Yes, I know it’s nearly the end of November, and over here in the UK that makes it very late to still keep calling it the Fall, especially after the weather we’ve been putting up with this month. But it’s too early for the Mid-Season shows, so let’s stick with the title and look at a late addition.
The Man in the High Castle is an Amazon show, which means that the whole series, all ten episodes of it, was released, Netflix-fashion, in one fell swoop. But you still can’t watch it any more than one episode at a time and, in Thanksgiving week, when half my weekly American shows have been pre-empted, I have down-loaded the first couple of episodes and just come off the Pilot.
The series is based upon the legendary Philip K. Dick 1962 novel of the same name. I read the novel many years ago. Dick is not among my favourite writers and I remember little of the story save its basic premise: that the Axis powers won World War 2 and occupied America between them. Nor have I been back to remind myself of any other details from the book.
The pilot episode is superb, rich in detail and atmosphere. Wisely, it hasn’t been updated, meaning that the two regimes have been in control of the USA for almost two decades, but that a significant part of the population is old enough the remember defeat, and the world before that. The Nazis occupy all of America east of the Rockies as a Greater Reich, the Japanese hold west of the Rockies as the Japanese Pacific States, and there’s a neutral zone between, a buffer between seeming allies in conquest.
Enter our two main characters (though TV.com has one of them as merely ‘recurring’ and a thus far supporting character as the other star. In New York City, Joe Blake, seemingly in honour of a commitment to his (deceased?) father, joins the Resistance and is tasked with driving a truck to Canon City in the Neutral Zone, where someone will contact him – if it’s safe. En route, he checks out what e is secretly transporting: a reel of film.
Meanwhile, on the other coast, in San Francisco, Juliana Crane stumbles inadvertently into the western Resistance when her half-sister Trudy is shot dead on the street, seconds after handing her a bag. The bag contains a reel of film, film that in our world is authentic, well-known newsreel footage about the Allies’ victory, but which in this world can only be fake: or is it?
Juliana watches it over and over, in delight. Her live-in boyfriend, repressed artist Frank Frick (the other ‘star’) knows it comes from some mysterious individual known only as The Man in the High Castle, and that possession of the same is treason. He wants Juliane to turn it in, explain it away, but instead she runs, taking Trudy’s place, heading for a meeting in a Diner in the Neutral Zone. In Canon City.

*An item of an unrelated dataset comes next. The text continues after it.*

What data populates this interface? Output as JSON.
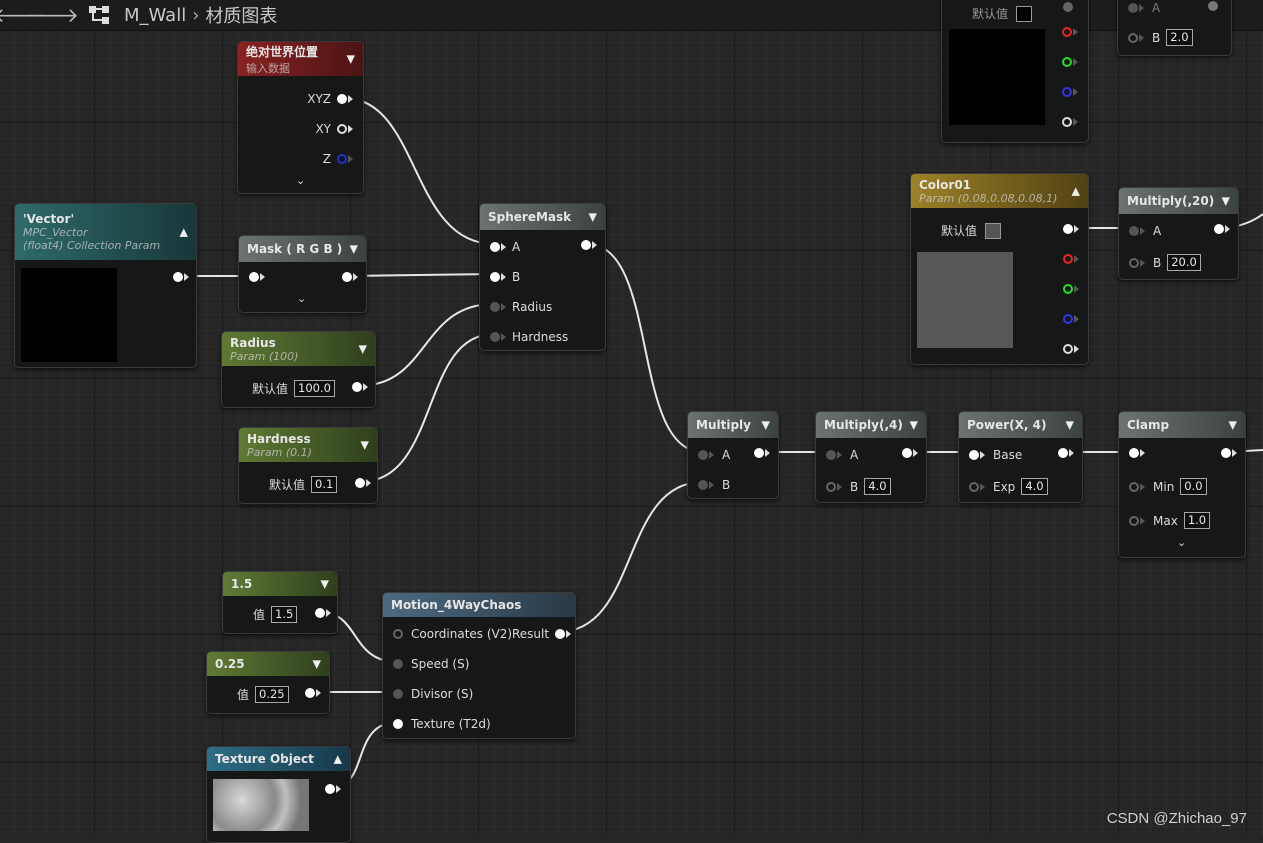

Much of the pilot is taken up in establishing this situation and moving Joe and Juliana – who come off mainly as cyphers so far – towards their meeting in the episode’s closing minutes: Juliana as damsel-in-distress, robbed of bag and money, unable to pay 2 Marks for her diner meal, Joe the White Knight, a friend-in-need with obvious interest in the fair Juliana’s warm and fair body.
There are two other significant strains started in this episode. In one, we learn that the white-haired Hitler is seriously ill, with six months left to live. There is a power-struggle going on over the succession, but all three candidates plan to begin their term as Fuhrer by bombing the Japanese Pacific States…
And back on the East Coast is the fanatical Resistance-breaker, Obergruppenfuhrer John Smith. To whom, his cover safely established, Joe Blake reports at episode end.
What impresses most about this first episode is the sheer detail, the volume of it. Familiar American scenes have not merely been recreated in their form of 1962 with stunning authenticity, but they have been twisted into the world of the series. New York is littered with swastikas, San Francisco with rising suns, to an extent far too intense to take in at once. Money has not been spared in creating this visual scene, nor in creating a sombre, slightly darkened colour palate that mutes the eye. It feels real: hopelessly, inescapably reel.
I shall be here for the duration.
Two last things on which to comment. I haven’t yet mentioned the seemingly minor role of Japanese Pacific State Trade Minister Mr Nobosuke Tagomi (beautifully and gravely etched by Cary-Hiroyuki Tagawa) who is one of the central characters in the book.
And there was one moment, midway, that had me shuddering: Joe blows out a tyre and needs help from the local law, a war veteran with a swastika armband. As they finish, ash starts to descend from the sky. Don’t worry, the sheriff says, it’s the Hospital. Every Tuesday they haul in the deranged and the old and dispose of them. The mental image goes off like a bomb. But it’s the sheriff’s casual approval, not just acceptance, that scares the bejasus out of you.